* Aim of the task:
For the records below, tally the lines that contain "allocated" and give only that number.
── Stored data ──
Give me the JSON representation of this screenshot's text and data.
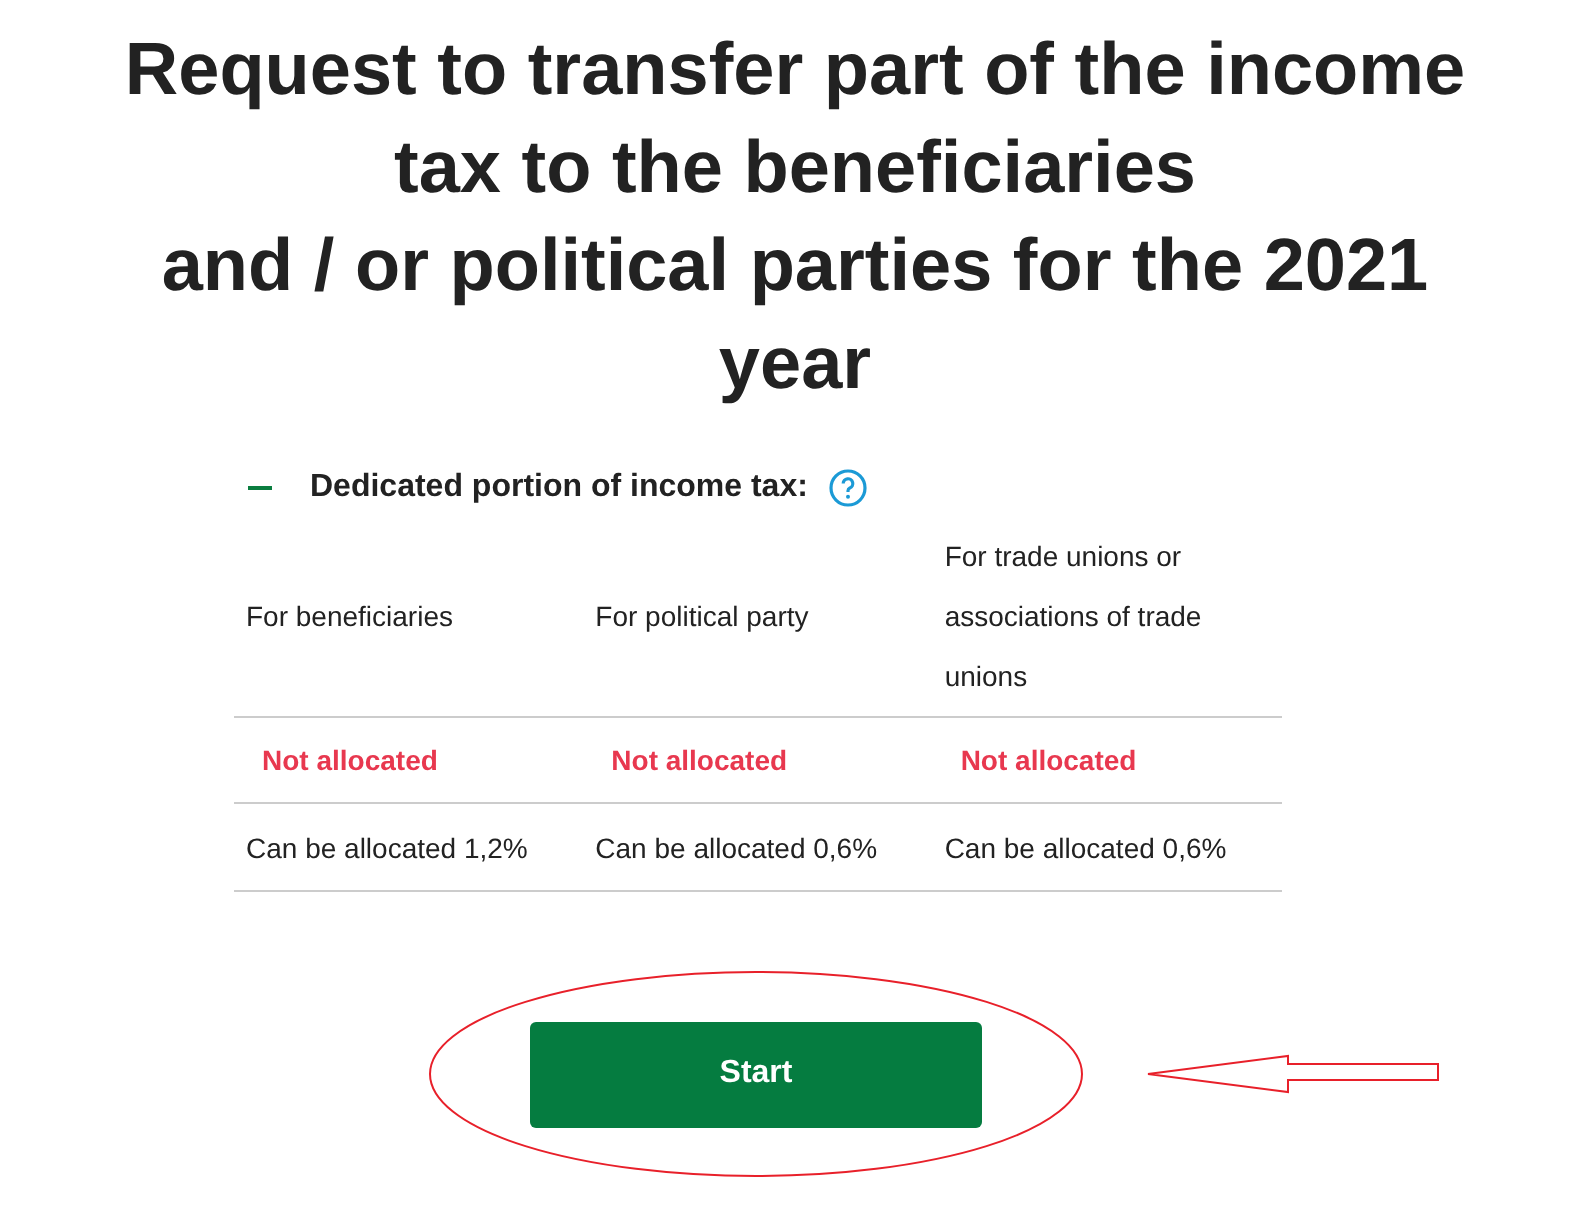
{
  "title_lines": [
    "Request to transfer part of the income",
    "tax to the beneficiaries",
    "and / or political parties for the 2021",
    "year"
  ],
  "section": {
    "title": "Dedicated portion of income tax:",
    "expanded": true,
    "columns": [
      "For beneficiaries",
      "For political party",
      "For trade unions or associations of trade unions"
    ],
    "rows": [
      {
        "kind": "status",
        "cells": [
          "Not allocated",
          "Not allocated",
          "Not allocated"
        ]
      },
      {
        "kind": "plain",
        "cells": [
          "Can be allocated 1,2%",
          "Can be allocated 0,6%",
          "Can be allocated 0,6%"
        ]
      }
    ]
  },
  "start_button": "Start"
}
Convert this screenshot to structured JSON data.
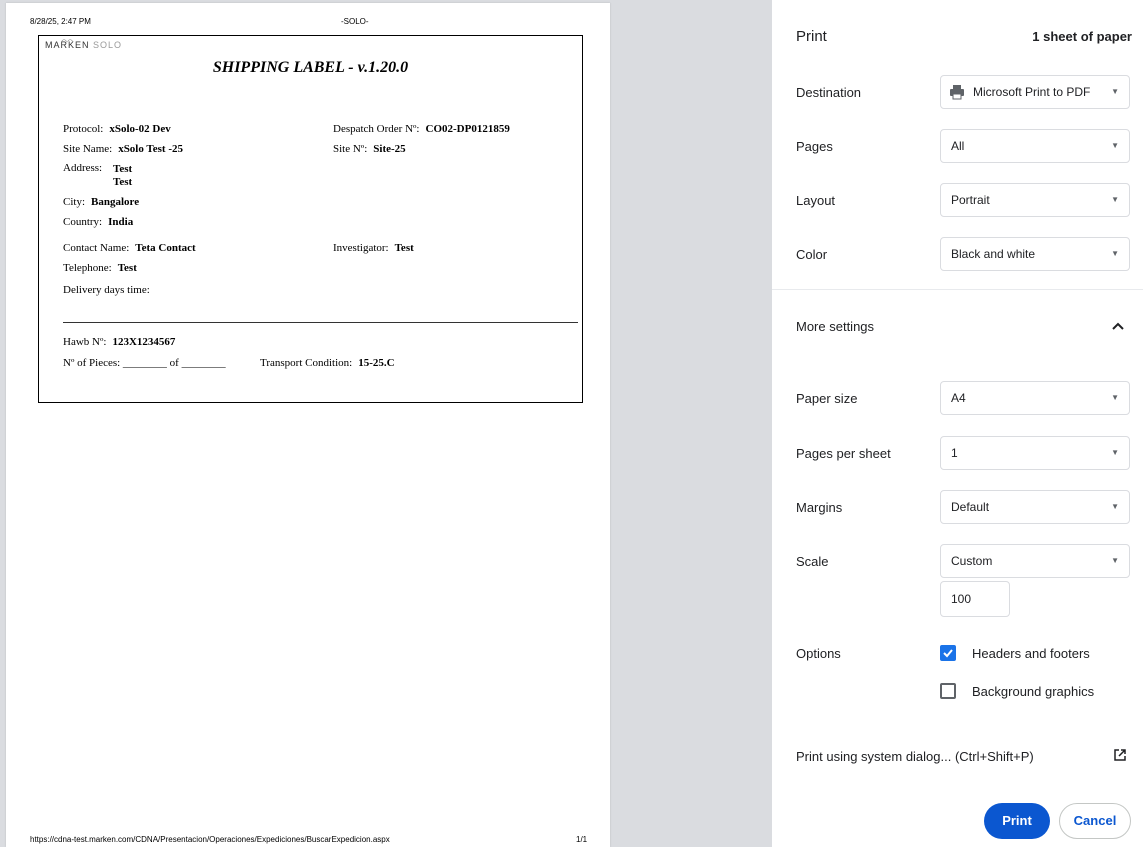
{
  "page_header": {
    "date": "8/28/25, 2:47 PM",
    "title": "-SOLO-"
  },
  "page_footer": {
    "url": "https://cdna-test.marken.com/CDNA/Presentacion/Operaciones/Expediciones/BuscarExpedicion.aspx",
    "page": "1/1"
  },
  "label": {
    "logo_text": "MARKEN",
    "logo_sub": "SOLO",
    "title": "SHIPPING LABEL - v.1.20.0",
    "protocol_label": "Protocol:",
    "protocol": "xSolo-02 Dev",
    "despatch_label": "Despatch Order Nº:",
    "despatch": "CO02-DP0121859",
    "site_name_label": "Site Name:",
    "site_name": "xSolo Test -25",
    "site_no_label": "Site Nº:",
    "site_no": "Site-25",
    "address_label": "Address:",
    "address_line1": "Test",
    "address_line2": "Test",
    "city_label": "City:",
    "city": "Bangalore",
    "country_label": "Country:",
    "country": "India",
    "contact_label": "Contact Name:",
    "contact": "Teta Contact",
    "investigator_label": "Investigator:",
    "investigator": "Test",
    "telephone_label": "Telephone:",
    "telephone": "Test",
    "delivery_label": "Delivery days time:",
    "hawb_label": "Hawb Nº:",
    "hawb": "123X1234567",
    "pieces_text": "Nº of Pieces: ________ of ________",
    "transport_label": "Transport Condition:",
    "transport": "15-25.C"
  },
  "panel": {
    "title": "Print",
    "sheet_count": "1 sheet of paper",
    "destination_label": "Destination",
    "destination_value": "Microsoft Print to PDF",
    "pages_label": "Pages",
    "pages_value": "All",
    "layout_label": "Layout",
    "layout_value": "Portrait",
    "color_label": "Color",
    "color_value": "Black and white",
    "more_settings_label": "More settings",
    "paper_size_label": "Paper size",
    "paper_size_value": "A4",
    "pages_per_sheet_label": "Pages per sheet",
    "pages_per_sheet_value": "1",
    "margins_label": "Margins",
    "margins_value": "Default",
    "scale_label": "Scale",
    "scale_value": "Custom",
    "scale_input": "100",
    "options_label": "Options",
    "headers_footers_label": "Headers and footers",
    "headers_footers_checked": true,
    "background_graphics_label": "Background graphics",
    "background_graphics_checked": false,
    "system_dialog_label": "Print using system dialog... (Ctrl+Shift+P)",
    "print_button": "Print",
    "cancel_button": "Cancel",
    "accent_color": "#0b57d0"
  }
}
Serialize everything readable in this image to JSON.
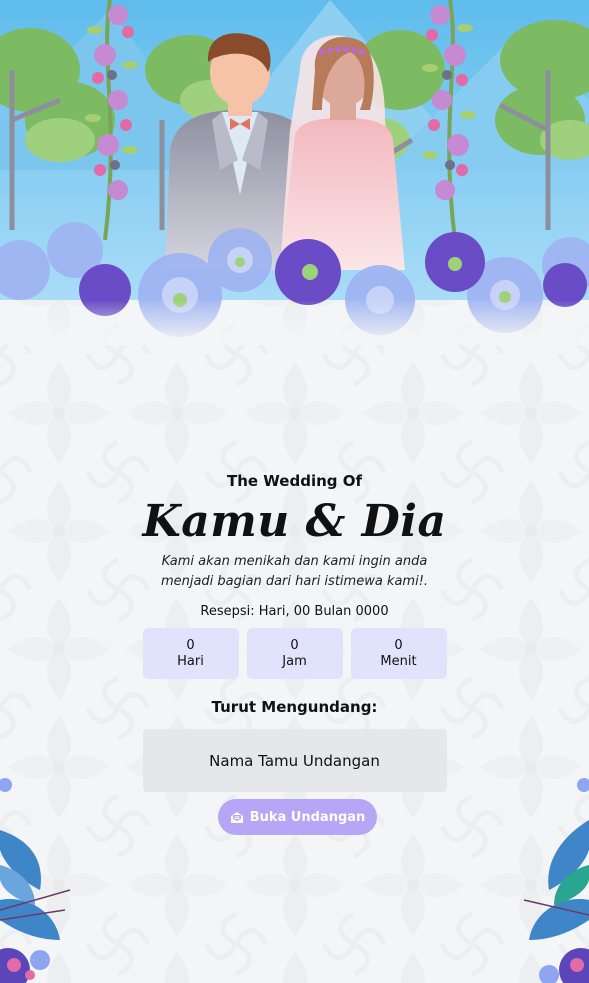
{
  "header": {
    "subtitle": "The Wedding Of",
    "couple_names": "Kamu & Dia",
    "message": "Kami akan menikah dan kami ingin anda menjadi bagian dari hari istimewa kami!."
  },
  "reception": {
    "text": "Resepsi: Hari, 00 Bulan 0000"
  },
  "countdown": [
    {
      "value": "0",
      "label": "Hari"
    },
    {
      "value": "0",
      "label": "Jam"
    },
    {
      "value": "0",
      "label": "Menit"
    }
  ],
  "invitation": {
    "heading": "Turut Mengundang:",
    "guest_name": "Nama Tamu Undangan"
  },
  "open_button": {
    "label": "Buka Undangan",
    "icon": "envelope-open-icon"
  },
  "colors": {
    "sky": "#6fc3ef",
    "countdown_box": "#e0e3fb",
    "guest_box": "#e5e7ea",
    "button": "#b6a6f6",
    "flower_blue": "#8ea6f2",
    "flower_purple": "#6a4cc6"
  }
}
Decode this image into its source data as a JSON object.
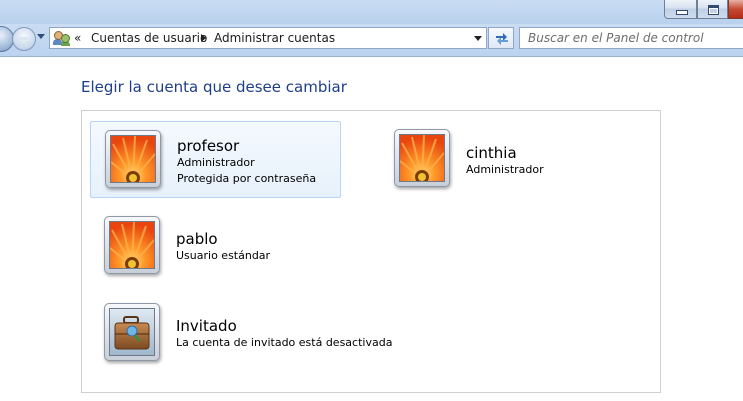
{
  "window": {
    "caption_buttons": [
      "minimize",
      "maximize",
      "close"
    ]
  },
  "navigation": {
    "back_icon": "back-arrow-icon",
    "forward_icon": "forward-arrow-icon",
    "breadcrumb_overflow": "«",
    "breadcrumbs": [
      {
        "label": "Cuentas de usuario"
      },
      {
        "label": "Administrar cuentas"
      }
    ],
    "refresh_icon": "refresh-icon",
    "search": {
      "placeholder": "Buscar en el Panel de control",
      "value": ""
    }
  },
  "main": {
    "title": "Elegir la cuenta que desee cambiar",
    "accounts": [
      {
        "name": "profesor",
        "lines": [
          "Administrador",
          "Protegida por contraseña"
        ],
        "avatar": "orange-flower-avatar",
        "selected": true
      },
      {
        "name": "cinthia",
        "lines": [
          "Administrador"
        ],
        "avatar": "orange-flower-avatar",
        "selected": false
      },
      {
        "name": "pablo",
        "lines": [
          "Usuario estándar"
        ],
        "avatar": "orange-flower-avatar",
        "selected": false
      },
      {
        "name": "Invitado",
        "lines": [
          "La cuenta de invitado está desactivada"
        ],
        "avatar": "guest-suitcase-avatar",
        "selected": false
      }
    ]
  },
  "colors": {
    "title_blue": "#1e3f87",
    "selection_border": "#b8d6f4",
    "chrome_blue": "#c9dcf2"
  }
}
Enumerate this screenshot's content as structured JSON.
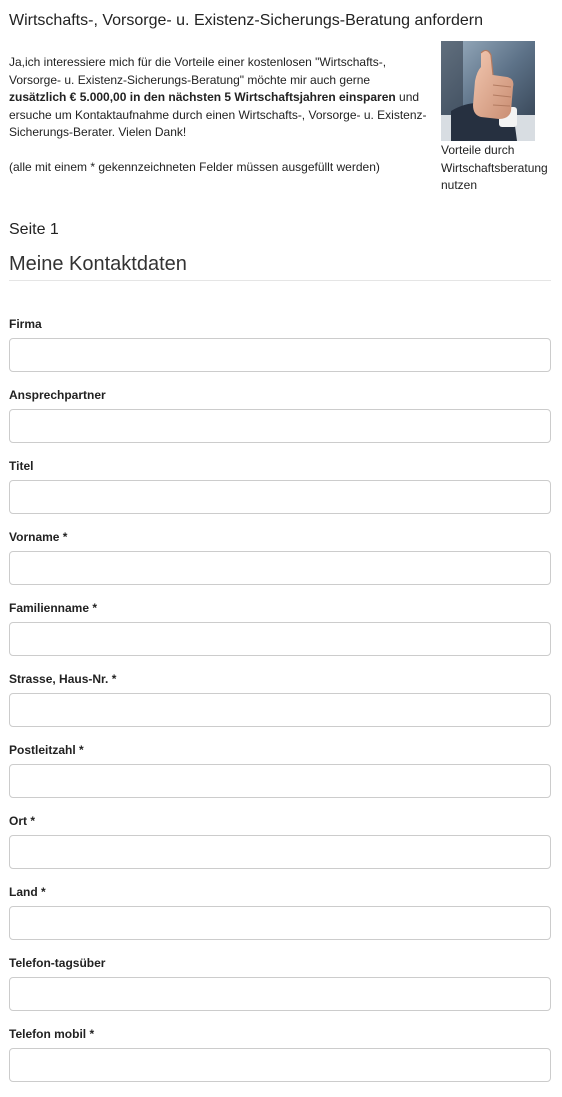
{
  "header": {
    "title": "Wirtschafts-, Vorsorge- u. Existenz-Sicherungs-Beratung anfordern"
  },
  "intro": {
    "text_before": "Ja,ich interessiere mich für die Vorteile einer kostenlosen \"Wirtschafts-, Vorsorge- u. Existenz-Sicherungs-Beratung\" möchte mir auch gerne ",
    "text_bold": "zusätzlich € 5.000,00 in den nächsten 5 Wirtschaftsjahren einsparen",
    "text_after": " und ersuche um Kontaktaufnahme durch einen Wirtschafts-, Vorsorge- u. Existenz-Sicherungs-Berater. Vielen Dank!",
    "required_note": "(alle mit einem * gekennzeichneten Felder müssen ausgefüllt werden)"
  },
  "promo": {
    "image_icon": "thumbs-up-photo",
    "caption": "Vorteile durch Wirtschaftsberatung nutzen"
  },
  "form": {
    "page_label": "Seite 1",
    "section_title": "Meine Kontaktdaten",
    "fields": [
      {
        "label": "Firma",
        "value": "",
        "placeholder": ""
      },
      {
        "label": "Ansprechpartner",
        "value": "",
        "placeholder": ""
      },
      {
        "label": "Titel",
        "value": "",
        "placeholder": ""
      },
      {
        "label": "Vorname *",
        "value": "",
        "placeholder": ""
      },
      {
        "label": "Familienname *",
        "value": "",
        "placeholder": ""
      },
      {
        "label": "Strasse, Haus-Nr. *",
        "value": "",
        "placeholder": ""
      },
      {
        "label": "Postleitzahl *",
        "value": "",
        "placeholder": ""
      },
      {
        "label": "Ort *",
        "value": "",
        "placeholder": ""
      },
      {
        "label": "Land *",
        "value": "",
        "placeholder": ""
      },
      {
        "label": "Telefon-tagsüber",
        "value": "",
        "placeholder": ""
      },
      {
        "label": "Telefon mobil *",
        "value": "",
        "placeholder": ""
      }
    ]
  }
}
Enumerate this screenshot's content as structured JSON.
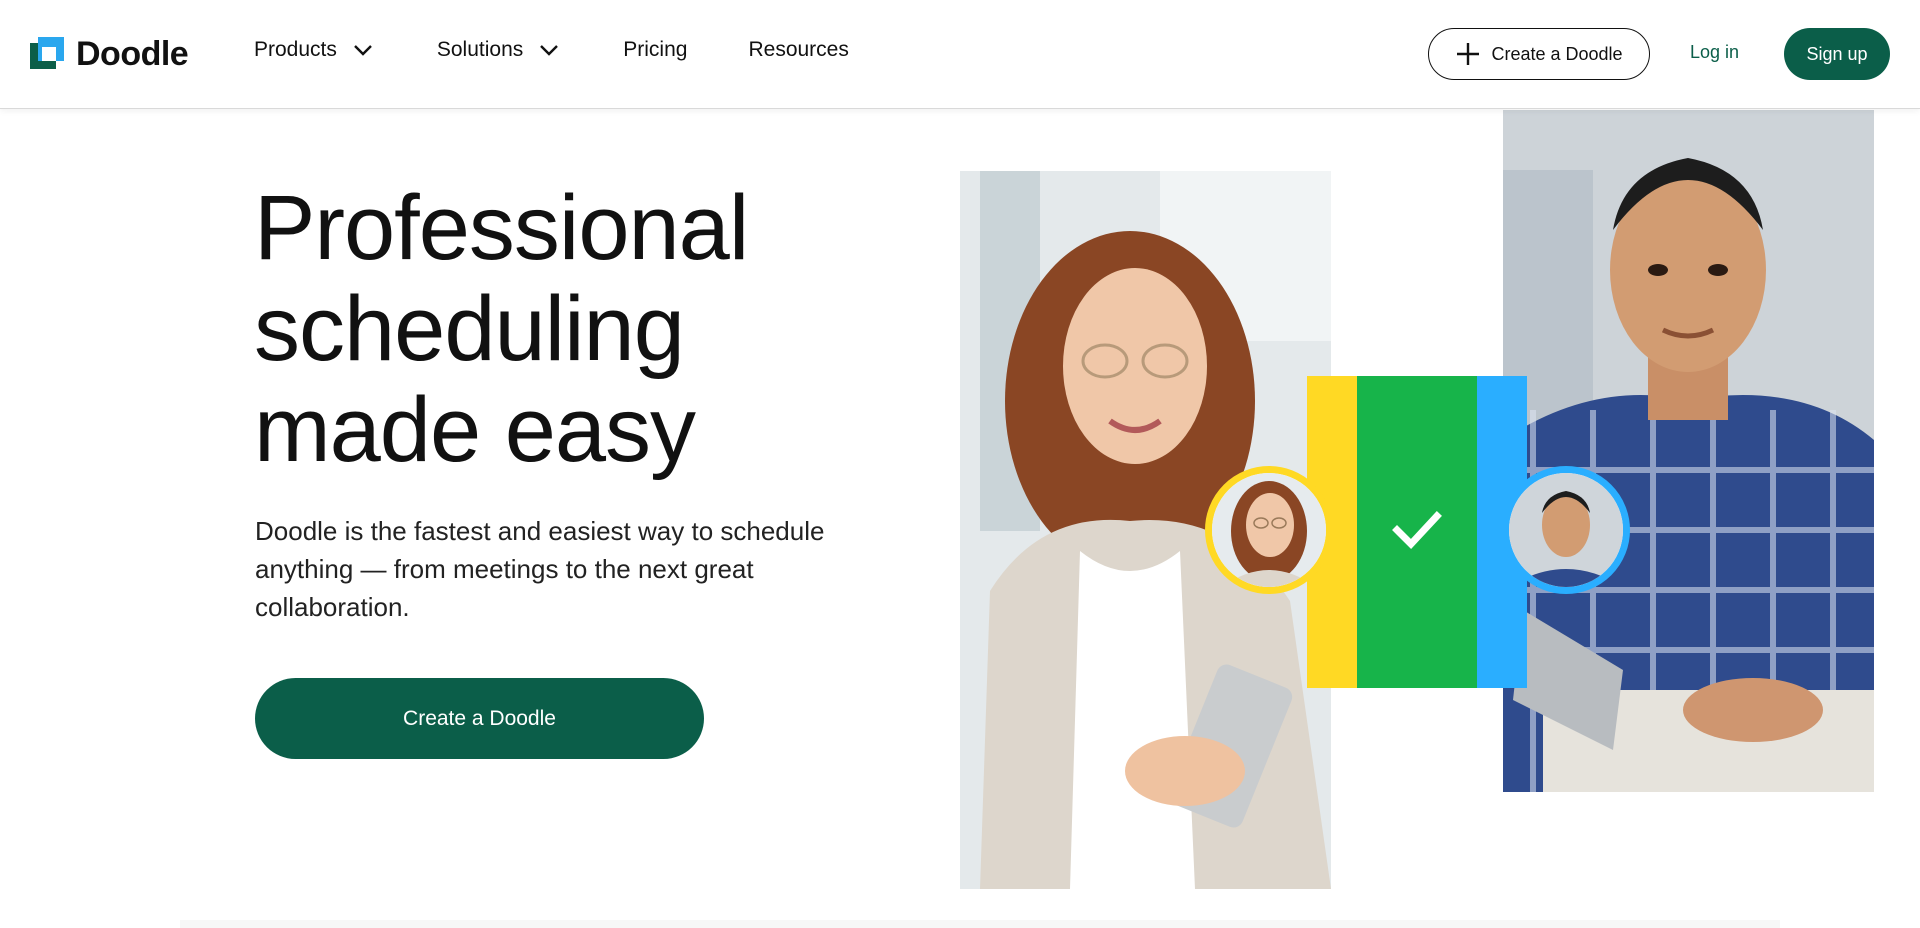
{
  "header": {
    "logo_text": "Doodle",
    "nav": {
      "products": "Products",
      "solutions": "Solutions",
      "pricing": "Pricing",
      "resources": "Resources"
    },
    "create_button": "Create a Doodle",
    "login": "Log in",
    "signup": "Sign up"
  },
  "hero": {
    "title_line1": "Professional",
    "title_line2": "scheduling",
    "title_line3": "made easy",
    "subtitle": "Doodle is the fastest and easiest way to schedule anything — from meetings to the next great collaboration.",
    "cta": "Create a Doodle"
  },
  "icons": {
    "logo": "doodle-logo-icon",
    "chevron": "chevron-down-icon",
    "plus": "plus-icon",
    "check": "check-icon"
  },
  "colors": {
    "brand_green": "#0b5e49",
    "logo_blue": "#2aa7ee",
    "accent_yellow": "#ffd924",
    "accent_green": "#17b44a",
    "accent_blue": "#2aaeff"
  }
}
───
* Solution to this exercise:
6